As a last resort, try clicking on the "recover post" option in the compose area. That works sometimes too if you think you've completely lost the post.

Lisa said...

Hi Diane-

This is wayyyy over my head, but I'll tell ya what I go back, to whenever I'm confused theologically, morally or any other "ly" ;) And that is simply:

GOD IS GOOD! AND FORGIVING! AND MERCIFUL!

Granted, God can also be an angry God, but the above must hold true.

Would God be angry and unforgiving to the sins of man when he has no control? Go to above and then answer.

I don't need a class or a degree to figure that out. There will always be professors, theologians etc that delve into the more serious parts of religion & God, (including me, at times), but bottom line, do we have a personal relationship with the one Triune God? Have we asked him into our hearts and asked for forgiveness (at any point in our lives?)

How's that for getting out of your question ;)

Not good enough? Okay. I sincerely believe that even though we may not like hearing that sin is sin, (whatever that means to everyone), God is a forgiving and a just God. He isn't going to punish someone eternally for acts committed under diress any more than he'll punish any of us(eternally), if we've asked for forgiveness.

God has a plan for all of us, do we always follow His "best" plan for us? I don't believe we do, but God makes allowances for these things and blesses us when we come back to the light. Predestination? Sure he knows what's going to happen so he can see how it all works out ahead of time--cool, huh? That doesn't mean that we don't have free-will.

That's all fine, but what if we can't come back to the light? That is the question. Only God can decide & judge. There will always be gray areas that only He knows the answers to. We need to focus on sharing His light to the world, just as you are, Diane.

People get mad at me when I say that people don't always follow God's best plan when it comes to having babies (crack babies, babies born out of wedlock, (is that used any more?) etc. Are they blessings from God? Were they planned? Or are they born out of sin? I believe that in these situations they are born out of sin, but that God then turns all babies into blessings. Were they intentional blessings, planned? I don't think so...God's perfect plan is not for us to do these things. God allowed for them to be born, tis true but if we follow God's word, sin is not planned, but allowed (by free will.) Mothers out there are shaking their fists at me already...I can feel it. I had a child out of wedlock so I understand the dilemma. Was my child a sin? Hard to swallow? Yeah but it's true. Is she a blessing? YES! Does God have a plan for her? Yes. Do I feel that I followed his best plan for my life at that time. NO. Did he bless my life after I came back to the light-YES! That's the best news of all--that even when we sway, we are accepted back into his loving arms!

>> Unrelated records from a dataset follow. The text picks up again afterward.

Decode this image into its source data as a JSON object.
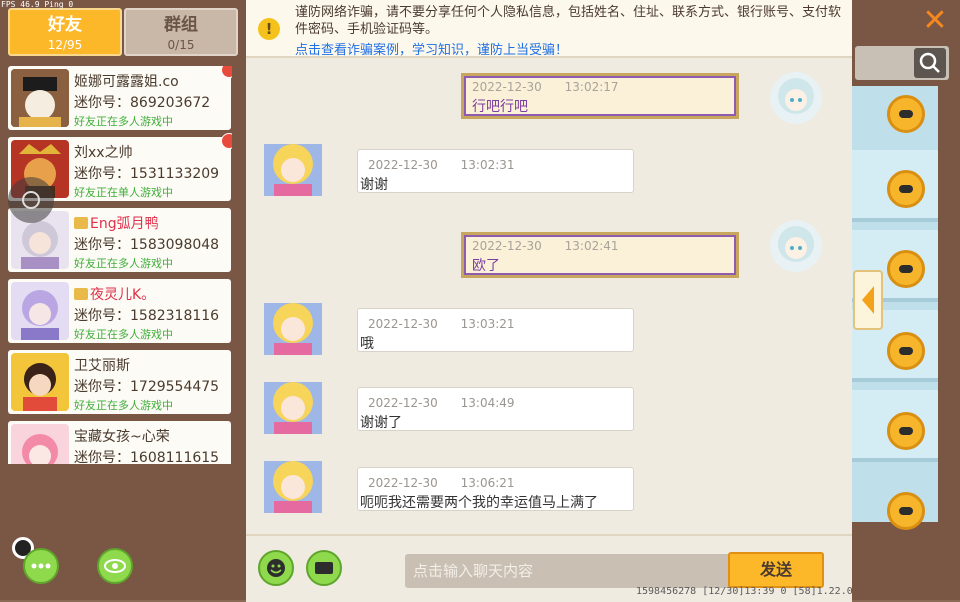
{
  "fps": "FPS 46.9  Ping 0",
  "tabs": [
    {
      "label": "好友",
      "count": "12/95"
    },
    {
      "label": "群组",
      "count": "0/15"
    }
  ],
  "friends": [
    {
      "name": "姬娜可露露姐.co",
      "id": "迷你号：869203672",
      "status": "好友正在多人游戏中",
      "unread": true
    },
    {
      "name": "刘xx之帅",
      "id": "迷你号：1531133209",
      "status": "好友正在单人游戏中",
      "unread": true
    },
    {
      "name": "Eng弧月鸭",
      "id": "迷你号：1583098048",
      "status": "好友正在多人游戏中",
      "vip": true,
      "red_name": true
    },
    {
      "name": "夜灵儿K。",
      "id": "迷你号：1582318116",
      "status": "好友正在多人游戏中",
      "vip": true,
      "red_name": true
    },
    {
      "name": "卫艾丽斯",
      "id": "迷你号：1729554475",
      "status": "好友正在多人游戏中"
    },
    {
      "name": "宝藏女孩~心荣",
      "id": "迷你号：1608111615",
      "status": ""
    }
  ],
  "notice": {
    "text": "谨防网络诈骗，请不要分享任何个人隐私信息，包括姓名、住址、联系方式、银行账号、支付软件密码、手机验证码等。",
    "link": "点击查看诈骗案例，学习知识，谨防上当受骗！",
    "icon": "warning-icon"
  },
  "messages": [
    {
      "side": "right",
      "time": "2022-12-30      13:02:17",
      "text": "行吧行吧"
    },
    {
      "side": "left",
      "time": "2022-12-30      13:02:31",
      "text": "谢谢"
    },
    {
      "side": "right",
      "time": "2022-12-30      13:02:41",
      "text": "欧了"
    },
    {
      "side": "left",
      "time": "2022-12-30      13:03:21",
      "text": "哦"
    },
    {
      "side": "left",
      "time": "2022-12-30      13:04:49",
      "text": "谢谢了"
    },
    {
      "side": "left",
      "time": "2022-12-30      13:06:21",
      "text": "呃呃我还需要两个我的幸运值马上满了"
    }
  ],
  "input": {
    "placeholder": "点击输入聊天内容",
    "send_label": "发送"
  },
  "footer": "1598456278   [12/30]13:39 0   [58]1.22.0",
  "close_label": "✕",
  "colors": {
    "accent": "#fdb82a",
    "link": "#1f6fe5",
    "online": "#3fae3a"
  }
}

We must acknowledge sin as sin, though. Sometimes we like to sugarcoat it too much.

It is one in the same. God plans, but we muck it up, whether it is from disease, mental issues, etc. He still loves us. He is still there for us. Is one sin greater than the other? No. Then what does it matter in the long run? God is just, if we follow him and ask for forgiveness from Jesus. That's it, folks. Some will follow, some won't--that is also His will.

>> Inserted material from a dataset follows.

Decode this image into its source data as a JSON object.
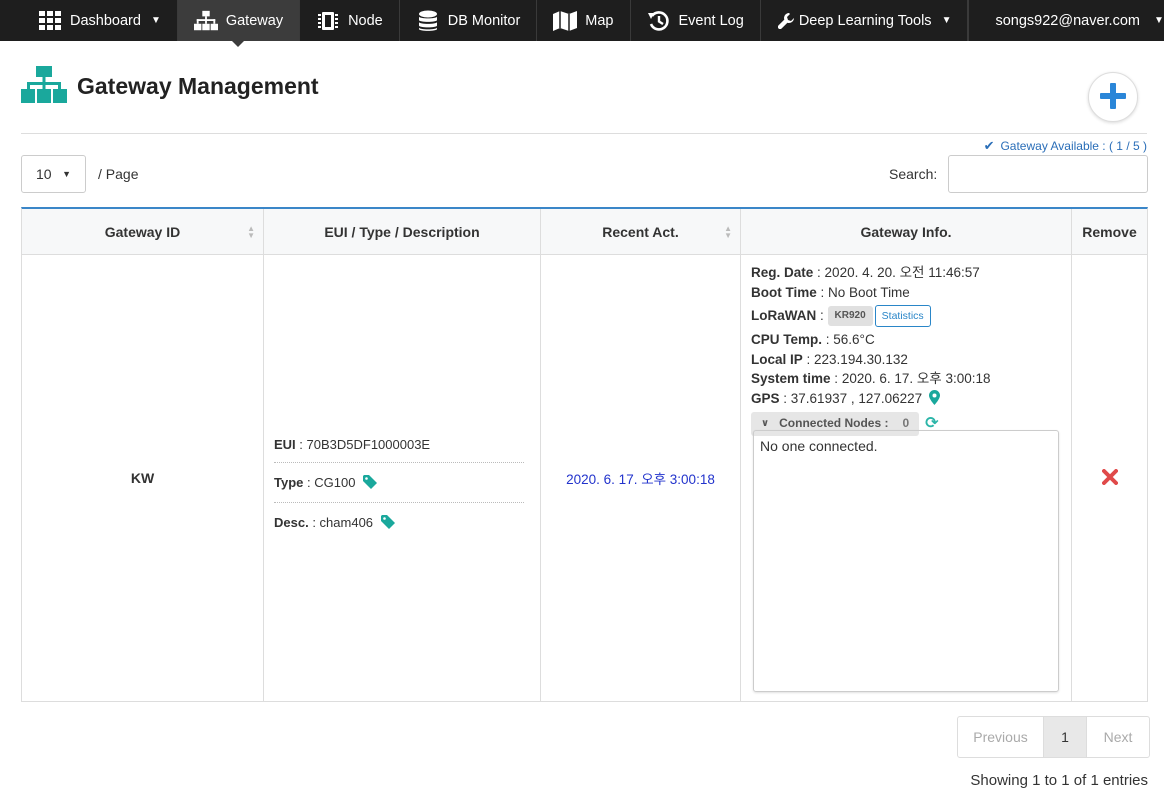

Don't like the above, don't even try getting into the works of Calvin and Luther. I was depressed for a long time after reading some of Luther's compiled works. Talk about nitty gritty-whew...it made my head hurt. Heck even those men were depressed at times in their lives...so I don't feel so bad.

Okay, I'm done now. I think I'll go read my post on Rocky to get back to things that I understand ;)

As stated before, thanks for your commitment to helping others and by taking this class, you're showing your dedication to this very task.

Good for you! If I've said too much, Diane & others, forgive me. Blame the meds...home sick today ;)